Moore then moves us through the late ’80s, which includes colorful accounts of domestic and European tours, including shows in Leningrad and Moscow. That includes 1988’s four-sided opus Daydream Nation, which has gone on to reach classic status. “At the time, we were informed by what was happening at SST Records, home of many post-punk, noise-rock bands, including Hüsker Dü and the Minutemen, and both of those bands put out double albums, so we decided to do the same,” Moore says. “We knew we had enough material for a double album, and it was nice that we could let our material blossom … we could let it grow, and we did.”
The momentum continued with 1988’s The Whitey Album. “We originally planned to cover the White Album by the Beatles,” he adds. “We switched gears though and decided to go into the studio with nothing prepared, just ideas informed from what we were listening to at the time, and for us, it was the stripped-down, hardcore beatbox stuff. I was inspired by LL Cool J’s Radio album and the single ‘I Need a Beat,’ which had more to do with rock than disco. We actually used samples from LL Cool J, and we covered Madonna’s ‘Into The Groove.’”

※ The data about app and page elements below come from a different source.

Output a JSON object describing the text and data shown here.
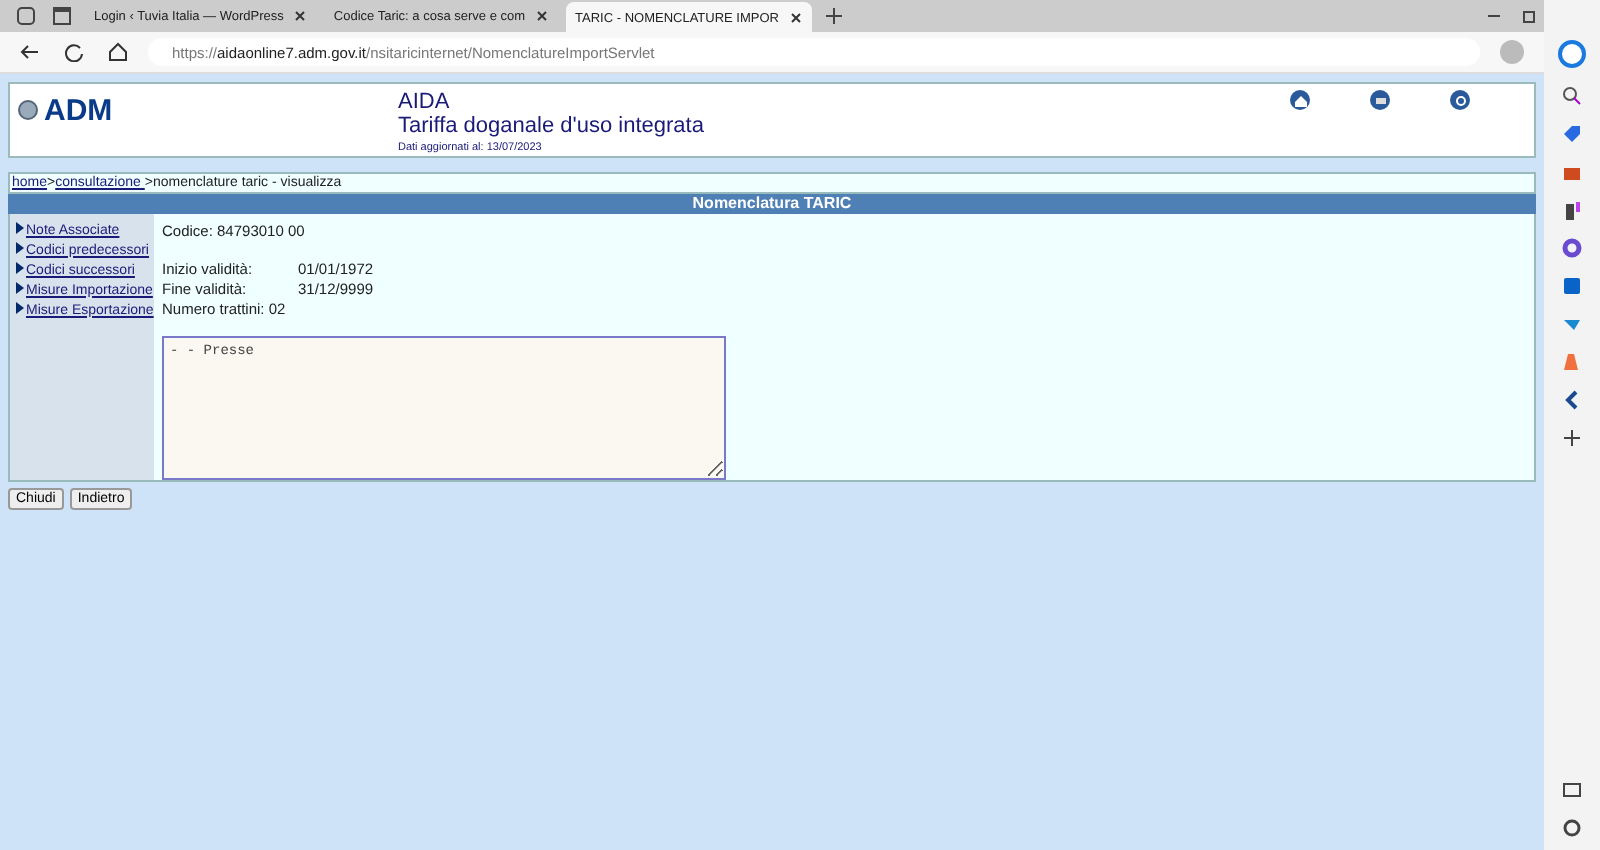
{
  "browser": {
    "tabs": [
      {
        "title": "Login ‹ Tuvia Italia — WordPress",
        "selected": false
      },
      {
        "title": "Codice Taric: a cosa serve e com",
        "selected": false
      },
      {
        "title": "TARIC - NOMENCLATURE IMPOR",
        "selected": true
      }
    ],
    "url": "https://**aidaonline7.adm.gov.it**/nsitaricinternet/NomenclatureImportServlet"
  },
  "header": {
    "logo": "ADM",
    "app_name": "AIDA",
    "subtitle": "Tariffa doganale d'uso integrata",
    "updated": "Dati aggiornati al: 13/07/2023"
  },
  "breadcrumb": [
    {
      "kind": "link",
      "text": "home"
    },
    {
      "kind": "text",
      "text": ">"
    },
    {
      "kind": "link",
      "text": "consultazione "
    },
    {
      "kind": "text",
      "text": ">nomenclature taric - visualizza"
    }
  ],
  "section_title": "Nomenclatura TARIC",
  "menu": [
    "Note Associate",
    "Codici predecessori",
    "Codici successori",
    "Misure Importazione",
    "Misure Esportazione"
  ],
  "code": "Codice: 84793010 00",
  "fields": [
    {
      "label": "Inizio validità:",
      "value": "01/01/1972"
    },
    {
      "label": "Fine validità:",
      "value": "31/12/9999"
    }
  ],
  "dashes": "Numero trattini: 02",
  "description": "- - Presse",
  "buttons": [
    "Chiudi",
    "Indietro"
  ]
}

The band, which rotated personnel, continued to work arduously through the ‘90s and 2000s, releasing Dirty (1992) and Experimental Jet Set, Trash and No Star (1994), in turn gaining national media attention and landing a spot on Late Night With David Letterman. The success continued when Perry Farrell invited them to headline Lollapalooza in 1995. Ever the completist, Moore writes extensively about the band’s final three albums: Sonic Nurse, Rather Ripped, and The Eternal.
Moore beamed when asked about two events — performing with Iggy Pop and Patti Smith. “In 1987, Iggy Pop jumped onstage to play ‘I Wanna Be Your Dog’ with us at London’s Town and Country Club,” he says. “That was a highlight for us. It was absolutely incredible.” He also recounts the moment when Patti Smith invited him to join her for an encore at Central Park in 1996. “I got to know Patti when I interviewed her for BOMB Magazine, but having Patti wave me up onstage and placing Fred ‘Sonic’ Smith’s guitar on me was awesome,” he adds. “I didn’t have time to think — I just played.”
Ultimately, Moore is a rock historian and a brilliant writer. His poetic sentences evoke New York’s East Village from 1980 through 2000 perfectly. We experience East Village diners and delis, historical music venues, tenement buildings, and railroad apartments. He also writes mellifluously about the commitment required to be in a band. He places us right there with him in vans, planes, and trains to experience a Sonic Youth tour. In Sonic Life, Moore not only tells the story of a burgeoning music scene and an original band, but he also transports us to a time when artists lived their lives on their own terms, just like Sid Vicious and Joey Ramone did.